Screening and early diagnosis
Screening is a way of finding out if people are at higher risk of a health problem, so that early treatment can be offered or information given to help them make informed decisions.
You will only be invited for screening if you are registered with a GP. If you aren’t registered, you can find a local GP on the NHS website.
The NHS offers a range of screening tests to different sections of the population. See this short video from Public Health England which explains the basics of screening.
Diabetic eye screening
Diabetic eye screening is important as it helps to prevent sight loss. If you have diabetes, your eyes are at risk of damage from diabetic retinopathy, see the NHS website, which is caused by high blood sugar levels damaging the back of the eye (retina). Screening can detect the condition early before you notice any changes to your vision.
Diabetic eye screening uses digital photography and is not covered as part of your normal eye examination with an optician. Screening does not look for other eye conditions and you should continue to visit your optician regularly for an eye examination as well.
You can reduce your risk of developing diabetic retinopathy, or help prevent it getting worse, by:
- controlling your blood sugar, blood pressure and cholesterol levels
- taking your diabetes medication as prescribed
- attending all your screening appointments
- getting medical advice quickly if you notice any changes to your vision
- maintaining a healthy weight, eating a healthy, balanced diet, exercising regularly and stopping smoking.
Abdominal aortic aneurysm screening (AAA screening)
Abdominal aortic aneurysm (AAA) screening is a way of checking if there's a bulge or swelling in the aorta, the main blood vessel that runs from your heart down through your tummy. This bulge or swelling is called an abdominal aortic aneurysm, see information on the NHS website. It can be serious if it's not spotted early because it can get bigger and eventually burst (rupture).
In England, screening for AAAs is offered to men during the year they turn 65. This can help spot a swelling in the aorta early on, when it can be treated.

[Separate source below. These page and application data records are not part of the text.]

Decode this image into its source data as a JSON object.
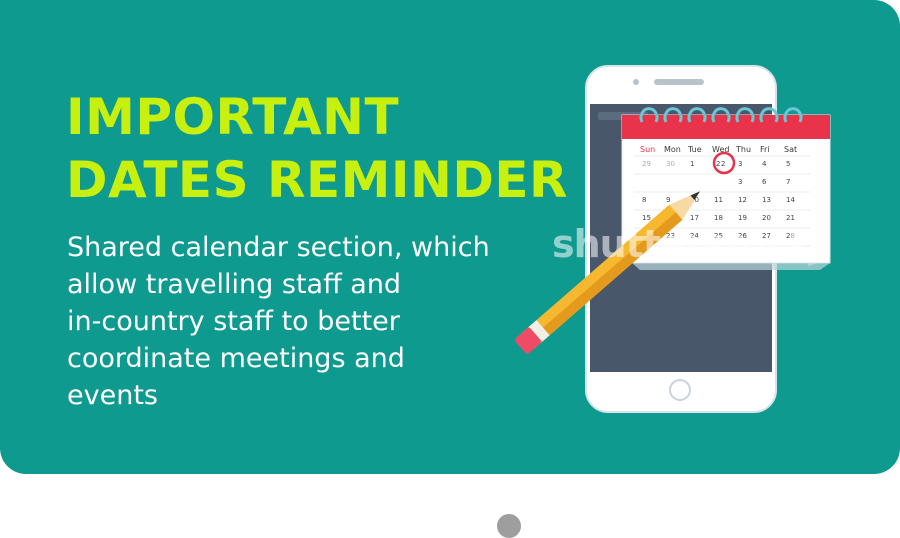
{
  "slide": {
    "title_lines": [
      "IMPORTANT",
      "DATES REMINDER"
    ],
    "description_lines": [
      "Shared calendar section, which",
      "allow travelling staff and",
      "in-country staff to better",
      "coordinate meetings and",
      "events"
    ],
    "watermark": "shutterstock"
  },
  "calendar": {
    "weekdays": [
      "Sun",
      "Mon",
      "Tue",
      "Wed",
      "Thu",
      "Fri",
      "Sat"
    ],
    "rows": [
      [
        "29",
        "30",
        "1",
        "2",
        "3",
        "4",
        "5"
      ],
      [
        "",
        "",
        "",
        "",
        "3",
        "6",
        "7"
      ],
      [
        "8",
        "9",
        "10",
        "11",
        "12",
        "13",
        "14"
      ],
      [
        "15",
        "16",
        "17",
        "18",
        "19",
        "20",
        "21"
      ],
      [
        "22",
        "23",
        "24",
        "25",
        "26",
        "27",
        "28"
      ]
    ],
    "circled_day": "2"
  },
  "colors": {
    "background": "#0f9a90",
    "title": "#c8f00f",
    "calendar_header": "#e8334a",
    "pencil": "#f5b82e"
  },
  "pagination": {
    "total": 1,
    "active": 1
  }
}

The test involves a quick and painless ultrasound scan to check the size of the aorta.
If you're a man over 65 and have not been screened before, you can ask for a test by contacting your local AAA screening service directly, details can be found on the NHS website.
There are several things you can do to reduce your chances of getting an AAA or help stop one getting bigger which include:
- Stopping smoking - see our Stop smoking pages
- Eat healthily and maintain a healthy weight - see our Healthy eating pages
- Exercise regularly - see our Being active pages
- Cut down on alcohol - see our Alcohol pages
Our Wellbeing advisors can help address these lifestyle issues - visit our Contact us page for details of your local Wellbeing team.
To find out about Cancer screening programmes, visit our Cancer screening page.